Problem to solve: Give back the full set of entries that follows, exactly as written.

Data to process:
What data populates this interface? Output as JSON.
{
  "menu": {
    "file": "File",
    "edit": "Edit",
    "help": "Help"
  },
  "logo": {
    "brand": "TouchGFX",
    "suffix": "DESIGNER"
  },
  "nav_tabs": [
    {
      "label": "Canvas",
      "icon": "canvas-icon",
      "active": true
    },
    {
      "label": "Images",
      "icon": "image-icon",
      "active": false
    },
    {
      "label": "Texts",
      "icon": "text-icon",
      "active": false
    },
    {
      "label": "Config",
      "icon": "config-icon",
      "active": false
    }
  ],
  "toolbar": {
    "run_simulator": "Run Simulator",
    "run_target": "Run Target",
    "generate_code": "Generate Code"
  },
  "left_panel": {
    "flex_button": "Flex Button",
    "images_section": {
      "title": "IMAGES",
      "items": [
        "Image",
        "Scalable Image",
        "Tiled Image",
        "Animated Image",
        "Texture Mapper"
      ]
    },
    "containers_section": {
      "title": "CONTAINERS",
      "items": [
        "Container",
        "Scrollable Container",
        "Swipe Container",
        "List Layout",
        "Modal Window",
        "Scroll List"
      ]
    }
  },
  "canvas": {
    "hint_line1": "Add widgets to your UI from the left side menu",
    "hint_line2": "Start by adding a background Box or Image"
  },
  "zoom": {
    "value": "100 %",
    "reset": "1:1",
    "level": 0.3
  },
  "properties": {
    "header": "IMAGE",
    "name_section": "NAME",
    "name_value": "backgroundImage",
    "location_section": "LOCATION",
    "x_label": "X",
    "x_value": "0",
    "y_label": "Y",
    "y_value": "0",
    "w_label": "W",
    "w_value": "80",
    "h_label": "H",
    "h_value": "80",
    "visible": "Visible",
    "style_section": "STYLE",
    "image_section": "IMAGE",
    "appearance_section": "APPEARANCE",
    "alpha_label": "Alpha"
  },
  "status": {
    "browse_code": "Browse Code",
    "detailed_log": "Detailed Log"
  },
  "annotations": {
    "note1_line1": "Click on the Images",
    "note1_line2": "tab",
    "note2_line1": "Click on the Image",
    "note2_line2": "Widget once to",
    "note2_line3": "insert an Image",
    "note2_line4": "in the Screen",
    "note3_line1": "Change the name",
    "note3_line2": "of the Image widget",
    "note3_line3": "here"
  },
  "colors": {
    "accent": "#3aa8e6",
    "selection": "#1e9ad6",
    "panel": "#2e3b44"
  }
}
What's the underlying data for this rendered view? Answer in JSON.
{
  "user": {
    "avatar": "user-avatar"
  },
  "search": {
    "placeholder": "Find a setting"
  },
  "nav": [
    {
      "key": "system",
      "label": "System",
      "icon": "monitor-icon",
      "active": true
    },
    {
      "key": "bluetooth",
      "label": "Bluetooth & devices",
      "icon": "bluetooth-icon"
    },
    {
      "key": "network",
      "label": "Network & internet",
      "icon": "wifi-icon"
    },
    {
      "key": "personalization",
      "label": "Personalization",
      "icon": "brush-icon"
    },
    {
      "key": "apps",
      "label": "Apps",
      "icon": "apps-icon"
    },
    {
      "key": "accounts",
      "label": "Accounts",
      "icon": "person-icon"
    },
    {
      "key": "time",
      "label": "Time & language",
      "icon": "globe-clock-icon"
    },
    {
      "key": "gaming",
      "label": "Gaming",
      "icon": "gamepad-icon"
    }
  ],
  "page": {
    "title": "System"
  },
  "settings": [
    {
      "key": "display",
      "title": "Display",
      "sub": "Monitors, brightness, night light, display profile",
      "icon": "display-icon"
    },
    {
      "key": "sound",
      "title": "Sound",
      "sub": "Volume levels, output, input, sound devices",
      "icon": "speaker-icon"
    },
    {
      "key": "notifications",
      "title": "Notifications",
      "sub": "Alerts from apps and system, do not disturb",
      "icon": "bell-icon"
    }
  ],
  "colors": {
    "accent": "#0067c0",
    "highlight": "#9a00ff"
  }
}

Answer:
What data populates this interface? Output as JSON.
{
  "menu": {
    "file": "File",
    "edit": "Edit",
    "help": "Help"
  },
  "logo": {
    "brand": "TouchGFX",
    "suffix": "DESIGNER"
  },
  "nav_tabs": [
    {
      "label": "Canvas",
      "icon": "canvas-icon",
      "active": true
    },
    {
      "label": "Images",
      "icon": "image-icon",
      "active": false
    },
    {
      "label": "Texts",
      "icon": "text-icon",
      "active": false
    },
    {
      "label": "Config",
      "icon": "config-icon",
      "active": false
    }
  ],
  "toolbar": {
    "run_simulator": "Run Simulator",
    "run_target": "Run Target",
    "generate_code": "Generate Code"
  },
  "left_panel": {
    "flex_button": "Flex Button",
    "images_section": {
      "title": "IMAGES",
      "items": [
        "Image",
        "Scalable Image",
        "Tiled Image",
        "Animated Image",
        "Texture Mapper"
      ]
    },
    "containers_section": {
      "title": "CONTAINERS",
      "items": [
        "Container",
        "Scrollable Container",
        "Swipe Container",
        "List Layout",
        "Modal Window",
        "Scroll List"
      ]
    }
  },
  "canvas": {
    "hint_line1": "Add widgets to your UI from the left side menu",
    "hint_line2": "Start by adding a background Box or Image"
  },
  "zoom": {
    "value": "100 %",
    "reset": "1:1",
    "level": 0.3
  },
  "properties": {
    "header": "IMAGE",
    "name_section": "NAME",
    "name_value": "backgroundImage",
    "location_section": "LOCATION",
    "x_label": "X",
    "x_value": "0",
    "y_label": "Y",
    "y_value": "0",
    "w_label": "W",
    "w_value": "80",
    "h_label": "H",
    "h_value": "80",
    "visible": "Visible",
    "style_section": "STYLE",
    "image_section": "IMAGE",
    "appearance_section": "APPEARANCE",
    "alpha_label": "Alpha"
  },
  "status": {
    "browse_code": "Browse Code",
    "detailed_log": "Detailed Log"
  },
  "annotations": {
    "note1_line1": "Click on the Images",
    "note1_line2": "tab",
    "note2_line1": "Click on the Image",
    "note2_line2": "Widget once to",
    "note2_line3": "insert an Image",
    "note2_line4": "in the Screen",
    "note3_line1": "Change the name",
    "note3_line2": "of the Image widget",
    "note3_line3": "here"
  },
  "colors": {
    "accent": "#3aa8e6",
    "selection": "#1e9ad6",
    "panel": "#2e3b44"
  }
}
What's the underlying data for this rendered view? Answer in JSON.
{
  "user": {
    "avatar": "user-avatar"
  },
  "search": {
    "placeholder": "Find a setting"
  },
  "nav": [
    {
      "key": "system",
      "label": "System",
      "icon": "monitor-icon",
      "active": true
    },
    {
      "key": "bluetooth",
      "label": "Bluetooth & devices",
      "icon": "bluetooth-icon"
    },
    {
      "key": "network",
      "label": "Network & internet",
      "icon": "wifi-icon"
    },
    {
      "key": "personalization",
      "label": "Personalization",
      "icon": "brush-icon"
    },
    {
      "key": "apps",
      "label": "Apps",
      "icon": "apps-icon"
    },
    {
      "key": "accounts",
      "label": "Accounts",
      "icon": "person-icon"
    },
    {
      "key": "time",
      "label": "Time & language",
      "icon": "globe-clock-icon"
    },
    {
      "key": "gaming",
      "label": "Gaming",
      "icon": "gamepad-icon"
    }
  ],
  "page": {
    "title": "System"
  },
  "settings": [
    {
      "key": "display",
      "title": "Display",
      "sub": "Monitors, brightness, night light, display profile",
      "icon": "display-icon"
    },
    {
      "key": "sound",
      "title": "Sound",
      "sub": "Volume levels, output, input, sound devices",
      "icon": "speaker-icon"
    },
    {
      "key": "notifications",
      "title": "Notifications",
      "sub": "Alerts from apps and system, do not disturb",
      "icon": "bell-icon"
    }
  ],
  "colors": {
    "accent": "#0067c0",
    "highlight": "#9a00ff"
  }
}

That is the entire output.